It’s just came to me one morning: “yeah, the expressionism”. So, I just came up with “expressionist singer-songwriter”. I mean in way, anyone writing any song is expressing something, so it’s slightly meaningless really. But, it seemed to ring true on that particular day, so I’m sticking with it! [Laughs]

“I think there’s a connection that’s possible through emotion, and through music… that’s why people are attracted to music, because it speaks to their emotional selves” – Julia Biel

What’s your favourite song to perform live at the moment?
Mmmm. I’m always gravitating towards my latest, because it’s the one that I haven’t played out as much. You know, testing out where you can extrapolate a bit more from it and stretching it and seeing what you can do with it. So, at the moment I’m enjoying playing a song that’s not on the new album – it’s been written since then.

But it’s always the latest songs, generally. And each song puts me back in a moment in time, so depending on how that moment was, you kind of feel a different way.

Because I always try to be in the moment of the song, I want to express the song freshly in that moment. So, you have to inhabit those feelings every time you come to sing it. Otherwise, you can’t really sing it. And some feelings are harder to inhabit than others.

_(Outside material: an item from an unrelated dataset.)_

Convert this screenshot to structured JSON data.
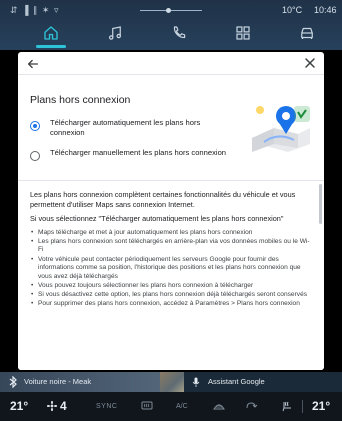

What can people expect when they see you live?
Well, a mixture of things. You could probably describe me as a fairly moody person: sometimes I’m really up, sometimes I’m really down and so the songs reflect that! [Laughs] So, you go on a bit of a rollercoaster ride, but you come out feeling like you’ve gone on a journey. I get a lot of feedback from people saying, “you really transported me”, and that’s great. That’s what it’s all about.

We hear that. It’s been terrific to speak you, Julia. Tell us, then, how are you feeling now that the album is done?
Every part of the process has always got its own story to tell – as long as I come out proud of the result then I’m happy and I am. Yeah, it’s been deeply satisfying to see it come together.

Julia Biel’s self-titled album is out now. She plays The Slaughtered Lamb on April 6, and the Streatham Space Project on June 7, 2018. More tour dates can be found on juliabiel.com.

Images: Jenna Foxton; courtesy of Julia Biel